▶ [TASK OBJECTIVE]
For the string "value", find every matching line in the records and copy it.

[Data about app and page elements]
= Beginning of Section =

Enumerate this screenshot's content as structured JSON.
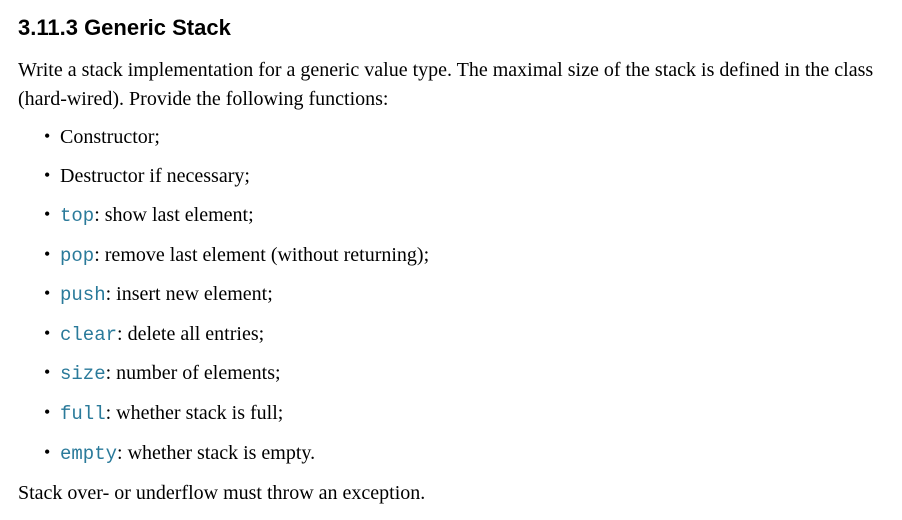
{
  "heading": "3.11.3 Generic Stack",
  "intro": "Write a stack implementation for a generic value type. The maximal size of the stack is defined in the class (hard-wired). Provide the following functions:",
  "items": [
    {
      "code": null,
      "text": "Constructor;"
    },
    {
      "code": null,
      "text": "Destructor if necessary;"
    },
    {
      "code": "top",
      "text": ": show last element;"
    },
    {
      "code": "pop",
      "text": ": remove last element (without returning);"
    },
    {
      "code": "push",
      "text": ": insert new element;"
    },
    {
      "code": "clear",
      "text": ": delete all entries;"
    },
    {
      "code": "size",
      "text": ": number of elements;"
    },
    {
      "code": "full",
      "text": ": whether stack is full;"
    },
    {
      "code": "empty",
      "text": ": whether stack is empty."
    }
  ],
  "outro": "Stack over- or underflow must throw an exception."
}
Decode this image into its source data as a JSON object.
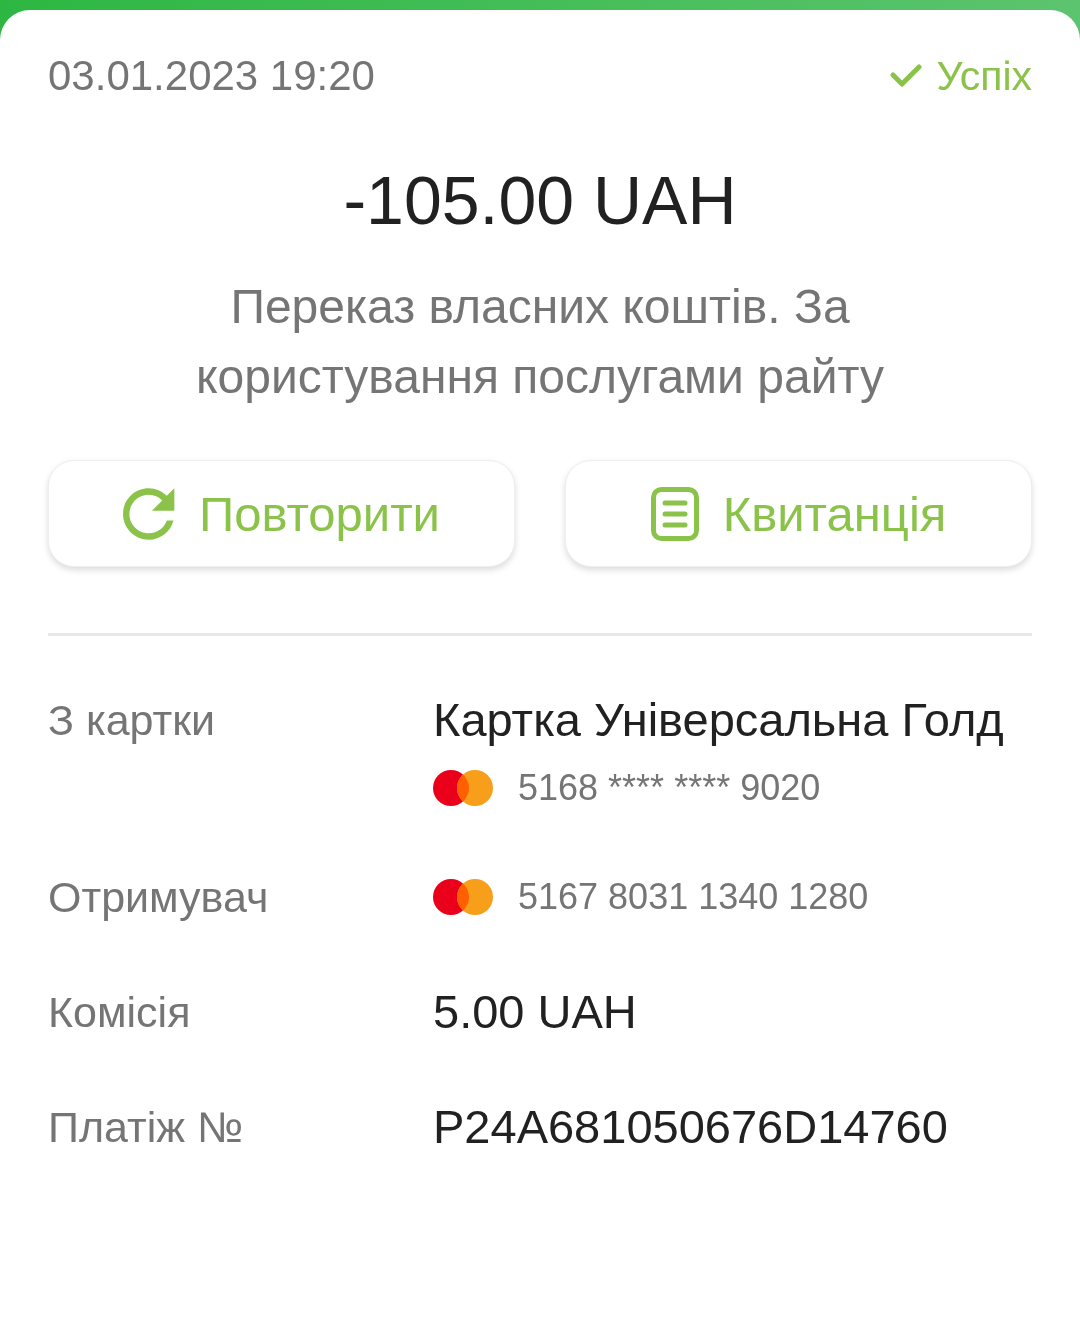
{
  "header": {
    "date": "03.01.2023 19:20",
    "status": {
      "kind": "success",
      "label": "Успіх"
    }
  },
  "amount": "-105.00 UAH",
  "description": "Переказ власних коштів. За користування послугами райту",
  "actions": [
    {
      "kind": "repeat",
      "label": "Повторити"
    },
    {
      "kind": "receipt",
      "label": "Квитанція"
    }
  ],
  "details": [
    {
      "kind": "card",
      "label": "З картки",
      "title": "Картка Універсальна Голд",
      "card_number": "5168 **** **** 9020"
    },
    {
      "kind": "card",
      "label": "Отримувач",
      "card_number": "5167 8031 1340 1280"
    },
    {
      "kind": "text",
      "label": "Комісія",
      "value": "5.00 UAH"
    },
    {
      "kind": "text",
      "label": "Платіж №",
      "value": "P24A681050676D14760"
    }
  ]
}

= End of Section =

▶ [YOUR SOLUTION]
  "intro": "Write a stack implementation for a generic value type. The maximal size of the stack is defined in the class (hard-wired). Provide the following functions:",
      "value": "5.00 UAH"
      "value": "P24A681050676D14760"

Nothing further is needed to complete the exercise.